SOURCE DATA:
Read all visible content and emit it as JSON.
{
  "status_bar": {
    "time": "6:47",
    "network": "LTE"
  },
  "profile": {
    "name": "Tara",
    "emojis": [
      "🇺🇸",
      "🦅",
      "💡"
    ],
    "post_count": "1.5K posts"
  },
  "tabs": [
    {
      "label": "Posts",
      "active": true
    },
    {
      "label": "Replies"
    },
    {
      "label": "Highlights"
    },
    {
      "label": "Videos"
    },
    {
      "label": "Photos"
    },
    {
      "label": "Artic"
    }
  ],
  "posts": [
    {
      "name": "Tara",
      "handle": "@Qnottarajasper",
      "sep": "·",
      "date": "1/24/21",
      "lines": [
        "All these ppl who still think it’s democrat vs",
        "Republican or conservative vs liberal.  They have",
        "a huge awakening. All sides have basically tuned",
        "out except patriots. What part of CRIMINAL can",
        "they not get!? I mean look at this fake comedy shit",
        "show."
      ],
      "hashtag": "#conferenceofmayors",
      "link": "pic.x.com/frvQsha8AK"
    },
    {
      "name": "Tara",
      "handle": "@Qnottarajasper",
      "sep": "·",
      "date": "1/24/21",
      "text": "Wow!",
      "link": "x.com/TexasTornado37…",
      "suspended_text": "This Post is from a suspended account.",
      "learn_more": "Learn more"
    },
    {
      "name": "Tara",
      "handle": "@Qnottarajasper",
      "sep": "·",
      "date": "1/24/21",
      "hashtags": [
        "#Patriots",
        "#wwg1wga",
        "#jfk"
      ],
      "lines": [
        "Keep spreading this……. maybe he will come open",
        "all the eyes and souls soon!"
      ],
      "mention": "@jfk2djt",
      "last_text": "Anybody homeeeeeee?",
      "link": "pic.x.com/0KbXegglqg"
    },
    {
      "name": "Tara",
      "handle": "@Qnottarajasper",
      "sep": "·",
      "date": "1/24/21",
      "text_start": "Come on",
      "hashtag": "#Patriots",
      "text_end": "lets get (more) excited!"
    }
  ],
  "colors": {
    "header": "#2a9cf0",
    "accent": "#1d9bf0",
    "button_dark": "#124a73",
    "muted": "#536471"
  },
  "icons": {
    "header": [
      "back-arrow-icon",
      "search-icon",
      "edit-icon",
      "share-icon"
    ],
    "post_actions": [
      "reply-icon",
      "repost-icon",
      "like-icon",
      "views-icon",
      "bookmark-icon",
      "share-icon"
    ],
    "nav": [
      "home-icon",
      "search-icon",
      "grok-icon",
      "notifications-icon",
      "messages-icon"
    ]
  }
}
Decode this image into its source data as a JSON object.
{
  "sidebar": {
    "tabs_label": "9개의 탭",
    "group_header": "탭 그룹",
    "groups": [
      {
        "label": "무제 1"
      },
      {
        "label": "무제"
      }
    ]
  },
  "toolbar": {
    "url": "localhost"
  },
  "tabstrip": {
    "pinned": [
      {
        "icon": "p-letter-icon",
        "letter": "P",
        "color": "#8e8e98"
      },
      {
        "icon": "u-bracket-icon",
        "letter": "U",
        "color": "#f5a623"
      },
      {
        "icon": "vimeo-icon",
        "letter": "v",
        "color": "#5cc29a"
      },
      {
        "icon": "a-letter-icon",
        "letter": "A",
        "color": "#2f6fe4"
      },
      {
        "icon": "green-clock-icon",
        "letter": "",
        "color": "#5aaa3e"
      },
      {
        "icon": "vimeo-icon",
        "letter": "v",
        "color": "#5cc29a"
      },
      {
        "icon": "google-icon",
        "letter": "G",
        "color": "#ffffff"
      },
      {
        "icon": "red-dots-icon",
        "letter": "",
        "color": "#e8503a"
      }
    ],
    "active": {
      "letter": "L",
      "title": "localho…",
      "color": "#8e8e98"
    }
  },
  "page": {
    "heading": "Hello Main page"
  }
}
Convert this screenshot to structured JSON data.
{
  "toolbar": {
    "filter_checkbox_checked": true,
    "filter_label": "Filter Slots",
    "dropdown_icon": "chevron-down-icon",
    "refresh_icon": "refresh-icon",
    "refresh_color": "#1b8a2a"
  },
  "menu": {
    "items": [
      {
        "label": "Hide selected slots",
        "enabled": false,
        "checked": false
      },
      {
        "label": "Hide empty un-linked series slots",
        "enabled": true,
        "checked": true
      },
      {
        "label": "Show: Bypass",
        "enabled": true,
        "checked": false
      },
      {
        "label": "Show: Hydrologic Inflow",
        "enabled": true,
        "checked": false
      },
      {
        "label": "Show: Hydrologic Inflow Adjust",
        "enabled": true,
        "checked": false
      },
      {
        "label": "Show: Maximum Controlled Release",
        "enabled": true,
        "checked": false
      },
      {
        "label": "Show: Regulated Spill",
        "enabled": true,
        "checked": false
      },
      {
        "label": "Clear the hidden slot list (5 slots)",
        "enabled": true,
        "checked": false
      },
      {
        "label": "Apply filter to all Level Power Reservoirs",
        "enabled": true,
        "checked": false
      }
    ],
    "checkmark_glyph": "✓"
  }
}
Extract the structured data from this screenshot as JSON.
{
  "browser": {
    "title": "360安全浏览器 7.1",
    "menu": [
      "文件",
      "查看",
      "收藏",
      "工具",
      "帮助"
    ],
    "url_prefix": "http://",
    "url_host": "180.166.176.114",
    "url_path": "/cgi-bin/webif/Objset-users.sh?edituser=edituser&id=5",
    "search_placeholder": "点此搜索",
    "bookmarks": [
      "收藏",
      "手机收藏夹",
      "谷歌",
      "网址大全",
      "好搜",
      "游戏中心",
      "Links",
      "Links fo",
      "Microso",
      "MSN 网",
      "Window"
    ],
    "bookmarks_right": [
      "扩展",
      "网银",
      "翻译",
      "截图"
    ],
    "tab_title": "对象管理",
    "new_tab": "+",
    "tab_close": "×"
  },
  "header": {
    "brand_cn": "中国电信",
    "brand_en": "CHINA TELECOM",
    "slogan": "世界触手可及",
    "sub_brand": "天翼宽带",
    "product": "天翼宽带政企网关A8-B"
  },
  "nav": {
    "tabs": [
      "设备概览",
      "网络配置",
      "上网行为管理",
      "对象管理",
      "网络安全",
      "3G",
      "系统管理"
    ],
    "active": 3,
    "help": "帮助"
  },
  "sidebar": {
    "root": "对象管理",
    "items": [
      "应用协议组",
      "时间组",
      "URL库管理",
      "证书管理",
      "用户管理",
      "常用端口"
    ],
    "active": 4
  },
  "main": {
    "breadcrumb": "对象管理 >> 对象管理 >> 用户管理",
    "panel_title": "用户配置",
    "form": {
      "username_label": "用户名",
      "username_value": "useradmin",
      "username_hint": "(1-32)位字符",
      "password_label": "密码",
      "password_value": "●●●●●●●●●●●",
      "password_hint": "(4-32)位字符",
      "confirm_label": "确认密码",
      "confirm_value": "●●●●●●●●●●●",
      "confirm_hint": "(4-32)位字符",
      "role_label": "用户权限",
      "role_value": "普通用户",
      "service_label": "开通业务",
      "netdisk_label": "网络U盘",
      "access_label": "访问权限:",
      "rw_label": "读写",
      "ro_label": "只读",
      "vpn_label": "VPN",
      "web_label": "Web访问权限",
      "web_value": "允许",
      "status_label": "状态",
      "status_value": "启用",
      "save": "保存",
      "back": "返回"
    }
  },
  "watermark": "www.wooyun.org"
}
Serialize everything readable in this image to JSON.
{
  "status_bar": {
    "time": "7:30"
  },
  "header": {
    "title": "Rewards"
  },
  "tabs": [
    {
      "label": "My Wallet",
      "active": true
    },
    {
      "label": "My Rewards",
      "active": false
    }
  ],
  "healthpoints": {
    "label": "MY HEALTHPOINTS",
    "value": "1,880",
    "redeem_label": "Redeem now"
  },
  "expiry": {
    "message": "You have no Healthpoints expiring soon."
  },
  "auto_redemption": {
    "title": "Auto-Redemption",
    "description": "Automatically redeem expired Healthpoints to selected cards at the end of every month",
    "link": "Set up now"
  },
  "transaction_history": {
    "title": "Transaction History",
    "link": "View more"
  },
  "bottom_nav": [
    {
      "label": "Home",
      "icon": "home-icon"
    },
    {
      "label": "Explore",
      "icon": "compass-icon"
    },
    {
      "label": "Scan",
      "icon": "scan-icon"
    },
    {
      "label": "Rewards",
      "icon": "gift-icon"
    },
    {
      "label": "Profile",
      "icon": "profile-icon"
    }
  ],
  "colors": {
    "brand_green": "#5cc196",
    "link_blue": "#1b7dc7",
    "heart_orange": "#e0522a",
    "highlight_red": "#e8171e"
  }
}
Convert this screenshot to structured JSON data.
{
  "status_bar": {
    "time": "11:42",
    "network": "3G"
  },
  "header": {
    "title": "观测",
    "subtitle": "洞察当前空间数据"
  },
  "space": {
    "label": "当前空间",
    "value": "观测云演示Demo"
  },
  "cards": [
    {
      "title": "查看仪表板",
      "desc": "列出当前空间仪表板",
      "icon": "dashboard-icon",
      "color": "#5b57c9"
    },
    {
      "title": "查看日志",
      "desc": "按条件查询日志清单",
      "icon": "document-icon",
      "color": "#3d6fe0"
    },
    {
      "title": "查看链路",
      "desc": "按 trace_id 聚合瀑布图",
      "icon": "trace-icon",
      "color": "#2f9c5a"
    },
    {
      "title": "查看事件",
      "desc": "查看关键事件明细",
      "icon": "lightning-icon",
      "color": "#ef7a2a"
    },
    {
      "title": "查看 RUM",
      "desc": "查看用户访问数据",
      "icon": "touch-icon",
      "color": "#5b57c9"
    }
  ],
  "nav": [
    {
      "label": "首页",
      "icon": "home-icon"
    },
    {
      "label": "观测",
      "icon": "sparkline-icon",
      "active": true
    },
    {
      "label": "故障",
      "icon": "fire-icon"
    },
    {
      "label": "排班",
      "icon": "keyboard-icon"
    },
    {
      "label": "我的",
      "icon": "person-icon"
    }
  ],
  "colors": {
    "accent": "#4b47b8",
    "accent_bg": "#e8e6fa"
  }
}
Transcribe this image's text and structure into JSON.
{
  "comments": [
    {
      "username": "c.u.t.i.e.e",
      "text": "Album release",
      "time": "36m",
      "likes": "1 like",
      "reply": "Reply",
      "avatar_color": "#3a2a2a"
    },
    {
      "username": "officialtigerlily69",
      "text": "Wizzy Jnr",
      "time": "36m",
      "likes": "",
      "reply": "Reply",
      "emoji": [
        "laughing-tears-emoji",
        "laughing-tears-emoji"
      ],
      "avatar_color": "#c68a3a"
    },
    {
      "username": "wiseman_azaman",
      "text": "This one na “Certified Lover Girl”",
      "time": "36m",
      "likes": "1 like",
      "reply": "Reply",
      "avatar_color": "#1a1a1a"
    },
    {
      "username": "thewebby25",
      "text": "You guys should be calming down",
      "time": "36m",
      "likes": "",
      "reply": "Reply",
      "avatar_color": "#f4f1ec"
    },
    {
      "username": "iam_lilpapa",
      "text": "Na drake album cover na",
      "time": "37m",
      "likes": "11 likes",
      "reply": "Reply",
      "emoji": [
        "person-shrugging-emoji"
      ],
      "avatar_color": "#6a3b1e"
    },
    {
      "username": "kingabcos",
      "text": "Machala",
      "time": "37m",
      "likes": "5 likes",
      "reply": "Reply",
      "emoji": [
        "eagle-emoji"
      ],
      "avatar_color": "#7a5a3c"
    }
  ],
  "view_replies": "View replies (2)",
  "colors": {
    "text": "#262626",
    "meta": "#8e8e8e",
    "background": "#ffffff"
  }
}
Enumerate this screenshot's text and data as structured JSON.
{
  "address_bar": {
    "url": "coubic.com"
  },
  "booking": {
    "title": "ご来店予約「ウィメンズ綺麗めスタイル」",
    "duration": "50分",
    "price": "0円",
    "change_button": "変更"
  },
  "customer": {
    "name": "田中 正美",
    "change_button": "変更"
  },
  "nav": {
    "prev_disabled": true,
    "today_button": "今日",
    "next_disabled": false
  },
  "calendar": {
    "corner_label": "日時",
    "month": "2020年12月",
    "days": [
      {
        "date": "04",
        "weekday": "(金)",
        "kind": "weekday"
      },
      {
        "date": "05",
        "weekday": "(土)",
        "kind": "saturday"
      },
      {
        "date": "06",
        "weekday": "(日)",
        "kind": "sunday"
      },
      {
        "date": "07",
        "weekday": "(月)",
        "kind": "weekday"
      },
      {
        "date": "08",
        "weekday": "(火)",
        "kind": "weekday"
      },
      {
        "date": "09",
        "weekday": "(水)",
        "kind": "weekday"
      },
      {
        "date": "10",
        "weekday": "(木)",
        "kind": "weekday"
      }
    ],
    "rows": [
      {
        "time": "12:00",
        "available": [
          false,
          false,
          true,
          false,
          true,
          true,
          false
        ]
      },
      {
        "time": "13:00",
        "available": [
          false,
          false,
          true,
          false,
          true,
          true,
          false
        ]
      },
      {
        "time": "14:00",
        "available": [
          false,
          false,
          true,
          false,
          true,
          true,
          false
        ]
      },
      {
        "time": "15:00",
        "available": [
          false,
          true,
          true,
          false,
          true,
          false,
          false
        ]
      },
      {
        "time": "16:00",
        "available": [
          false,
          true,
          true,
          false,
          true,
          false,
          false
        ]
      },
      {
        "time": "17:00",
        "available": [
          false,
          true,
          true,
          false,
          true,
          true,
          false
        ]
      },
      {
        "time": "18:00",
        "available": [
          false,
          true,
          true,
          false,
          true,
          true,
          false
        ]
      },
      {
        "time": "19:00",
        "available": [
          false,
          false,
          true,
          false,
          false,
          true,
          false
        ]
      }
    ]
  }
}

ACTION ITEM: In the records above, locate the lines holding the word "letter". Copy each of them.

OUTPUT FOR THIS EXERCISE:
        "icon": "p-letter-icon",
        "letter": "P",
        "letter": "U",
        "letter": "v",
        "icon": "a-letter-icon",
        "letter": "A",
        "letter": "",
        "letter": "v",
        "letter": "G",
        "letter": "",
      "letter": "L",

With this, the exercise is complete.